We also note that most countries around the world have taken measures to address housing shortages in the form of improved public infrastructure, an imposition of a percentage of affordable housing for every building development, and others. Such measures should be introduced seriously in Lebanon and will indeed respond to the crisis of housing shortage better than regulations that have been tested and failed earlier.
8. We deplore the misuse of green building concept to justify practices that will work against the very principle of an ecologically responsible building practice.
All signatories applaud the interest in green building and encourage green building regulations to be adopted in the country. Promoting green building practices should however not justify other practices that affect negatively the ecologies of our cities and villages. In cities, the intensive exploitation promoted by the proposed law will induce higher densities that undermine the possibility of green building practices. In rural areas, the increase in sprawl promoted by the law’s intention to allow more intensive building practices will also work against the principles of responsible building enshrined in green practices.

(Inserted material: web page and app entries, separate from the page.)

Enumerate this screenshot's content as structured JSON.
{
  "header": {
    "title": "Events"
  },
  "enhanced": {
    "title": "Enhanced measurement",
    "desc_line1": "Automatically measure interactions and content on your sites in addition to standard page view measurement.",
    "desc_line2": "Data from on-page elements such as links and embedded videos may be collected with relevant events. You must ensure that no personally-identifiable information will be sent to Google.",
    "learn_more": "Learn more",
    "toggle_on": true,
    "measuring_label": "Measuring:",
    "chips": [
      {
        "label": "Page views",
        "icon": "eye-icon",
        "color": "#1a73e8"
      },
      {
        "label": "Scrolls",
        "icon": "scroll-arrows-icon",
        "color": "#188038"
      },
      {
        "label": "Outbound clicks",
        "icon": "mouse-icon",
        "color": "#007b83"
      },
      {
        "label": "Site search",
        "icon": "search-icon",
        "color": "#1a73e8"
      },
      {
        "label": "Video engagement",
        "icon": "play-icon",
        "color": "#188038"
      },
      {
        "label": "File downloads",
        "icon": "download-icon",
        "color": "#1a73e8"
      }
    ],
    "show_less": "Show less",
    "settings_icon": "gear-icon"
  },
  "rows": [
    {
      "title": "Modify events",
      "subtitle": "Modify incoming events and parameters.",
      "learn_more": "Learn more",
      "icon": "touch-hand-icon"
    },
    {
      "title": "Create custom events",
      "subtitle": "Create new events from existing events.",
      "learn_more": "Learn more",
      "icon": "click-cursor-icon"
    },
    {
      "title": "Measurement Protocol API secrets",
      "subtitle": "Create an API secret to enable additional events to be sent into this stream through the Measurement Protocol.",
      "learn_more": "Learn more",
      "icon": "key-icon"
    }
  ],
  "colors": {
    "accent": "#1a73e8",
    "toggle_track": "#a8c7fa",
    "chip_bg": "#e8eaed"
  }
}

The signatories are aware that in a number of national contexts, incentives for green buildings have been given by increasing exploitation ratios. These were however carefully designed and their application is confined to well-defined and limited areas rather than spreading –as in the proposed regulations, over agricultural lands, heritage zones, and other natural sites indiscriminately. The benefits gathered from the implementation of these regulations is furthermore outweighed by the cost of building practices, in other words they are adopted to defray the cost of green building, not to finance public debt or other sectors of public spending.
7. The law is said to be necessary for financing a badly needed salary adjustments for public sector employees. However, other common and widely practiced sources of financing are evidently more justifiable and include–to remain within the building and urban realm:
- Increases in building fees and taxation
- Taxing real estate speculation
- Collecting fees from the well off who have squatted public beaches for free for decades now.
Not only can such taxes improve the state of public coffers but they may also have a positive effect on the building environment, the cost of housing, etc.
There are also numerous other taxes than can be levied which can effectively generate substantive public revenues, such as income tax, and increasing tax rates on products such as alcoholic beverages and cigarettes.
[To sign the petition, click here.]
Arabic Version of Petition
Text of the Draft Law